I started to feel the world closing in on me. The “we’re all in this together” signs stayed up in yards across Minneapolis, but it had become increasingly evident that we weren’t in this together. Some of us were more willing to sacrifice than others. Of course, as I still struggle to admit, some of us weren’t required to sacrifice quite as much. But as those around me relaxed their borders, I redoubled mine. First for safety, but then against them. Those more comfortable with reengaging than me posed a viral risk, for sure, but they also put my ego in jeopardy. Did I really want to invite people who were back to having fun with friends in person into my digital dojo where they could laugh at my barriers of insecurity? Everything became a worry. Everything became a potential sleight.
And so I pulled back further. My circle became more limited than it had been even before the pandemic. I closed myself off from the world more and more. As social media turned its capricious face away from the woes of the pando to the cheers of those who transcended it, I moved further away. That change hasn’t been entirely unhealthy. But it’s made me more disconnected for sure. Just what I needed.
I took some solace in writing, but my handle on the skill fluctuated. I went back and forth from enjoying it and basking in the anxiety of it, worrying about whether anyone would read what I wrote and whether the words were worth reading. Eventually, I stopped sharing most of it. I still struggle with this. This is the most I’ve written in one sitting in months. I’ll probably read it again in the morning and hate it.
I’ve spent a lot of time looking back on pictures, videos, and conversations with friends from years past. I feel a longing for the old days like one I’ve never known. And yet, I’m still locked inside by my own imposition. My worries have long since traversed that threshold that separates the concerns about when things will get back to normal from those that ask whether they ever will. The past two years have started to feel more and more like blood sacrifice, like a time coma from which I’ll never recover. I’m scared the relationships that I’ve lost are damned.
And even now, I’m scared to reach out, to try to establish contact with anyone who might ask about what I’ve been doing for the past twenty-four months or about what I’m doing now. I’m worried about grimacing through stories of success and debauchery and preparing a way to wriggle out of describing months of personal despair.
And that feeling of despair is one of the worst things, because I don’t feel like I’ve earned it. I haven’t lost a limb. I haven’t lost a parent. My problems are minor. But I feel lost in the world, like I’ll never be able to claw my way back. Some anxieties are easy to resolve, easy to call temporary fluctuations, chemical mistakes.

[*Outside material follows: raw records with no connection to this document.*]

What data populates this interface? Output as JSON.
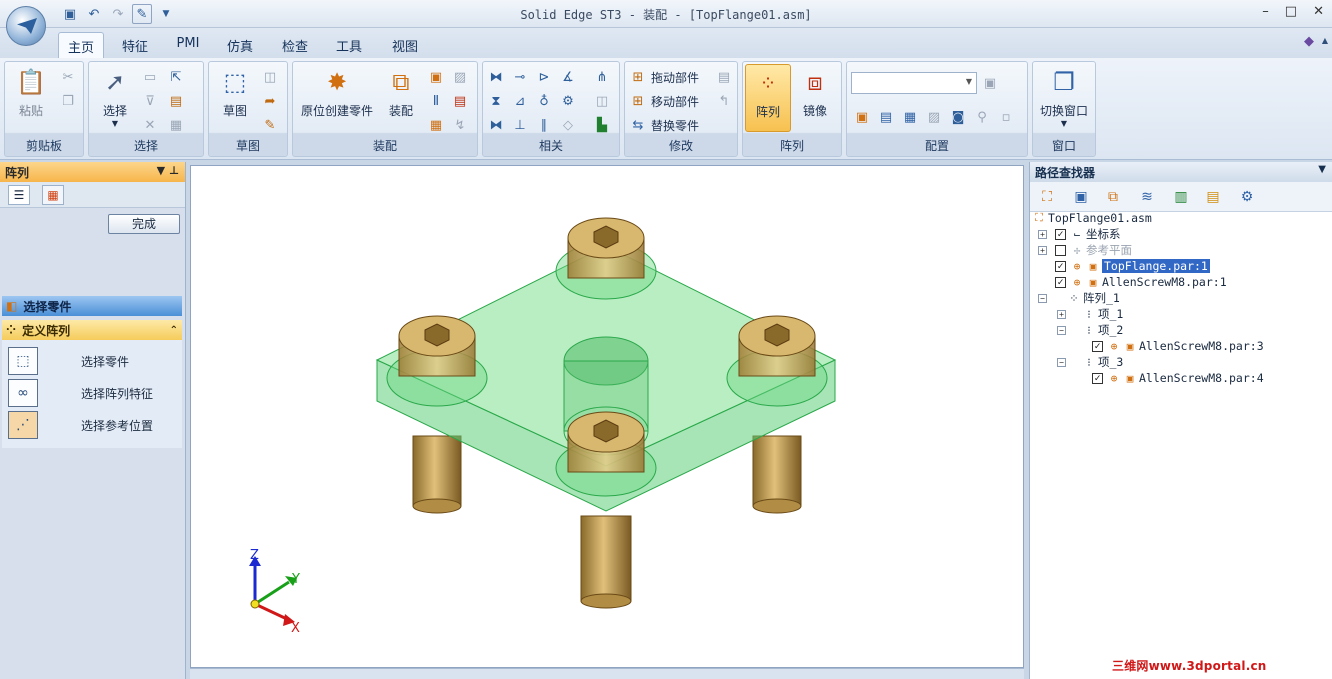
{
  "window": {
    "title": "Solid Edge ST3 - 装配 - [TopFlange01.asm]",
    "controls": [
      "–",
      "□",
      "✕"
    ]
  },
  "quick_access": [
    "save-icon",
    "undo-icon",
    "redo-icon",
    "pattern-icon",
    "customize-icon"
  ],
  "tabs": [
    "主页",
    "特征",
    "PMI",
    "仿真",
    "检查",
    "工具",
    "视图"
  ],
  "active_tab": "主页",
  "ribbon": {
    "clipboard": {
      "label": "剪贴板",
      "paste": "粘贴"
    },
    "select": {
      "label": "选择",
      "select": "选择"
    },
    "sketch": {
      "label": "草图",
      "sketch": "草图"
    },
    "assemble": {
      "label": "装配",
      "create_in_place": "原位创建零件",
      "assemble": "装配"
    },
    "relate": {
      "label": "相关"
    },
    "modify": {
      "label": "修改",
      "drag": "拖动部件",
      "move": "移动部件",
      "replace": "替换零件"
    },
    "pattern": {
      "label": "阵列",
      "pattern": "阵列",
      "mirror": "镜像"
    },
    "configure": {
      "label": "配置"
    },
    "window": {
      "label": "窗口",
      "switch": "切换窗口"
    }
  },
  "left_pane": {
    "title": "阵列",
    "done_button": "完成",
    "step1": "选择零件",
    "step2": "定义阵列",
    "items": [
      "选择零件",
      "选择阵列特征",
      "选择参考位置"
    ]
  },
  "pathfinder": {
    "title": "路径查找器",
    "root": "TopFlange01.asm",
    "nodes": [
      {
        "label": "坐标系",
        "checked": true
      },
      {
        "label": "参考平面",
        "checked": false
      },
      {
        "label": "TopFlange.par:1",
        "checked": true,
        "selected": true
      },
      {
        "label": "AllenScrewM8.par:1",
        "checked": true
      },
      {
        "label": "阵列_1"
      },
      {
        "label": "项_1"
      },
      {
        "label": "项_2"
      },
      {
        "label": "AllenScrewM8.par:3",
        "checked": true
      },
      {
        "label": "项_3"
      },
      {
        "label": "AllenScrewM8.par:4",
        "checked": true
      }
    ]
  },
  "axes": {
    "x": "X",
    "y": "Y",
    "z": "Z"
  },
  "watermark": "三维网www.3dportal.cn",
  "colors": {
    "flange": "#5fd07a",
    "screw": "#c9a050",
    "accent": "#f7b54b"
  }
}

But some of them last. And I guess I don’t know how long this one will.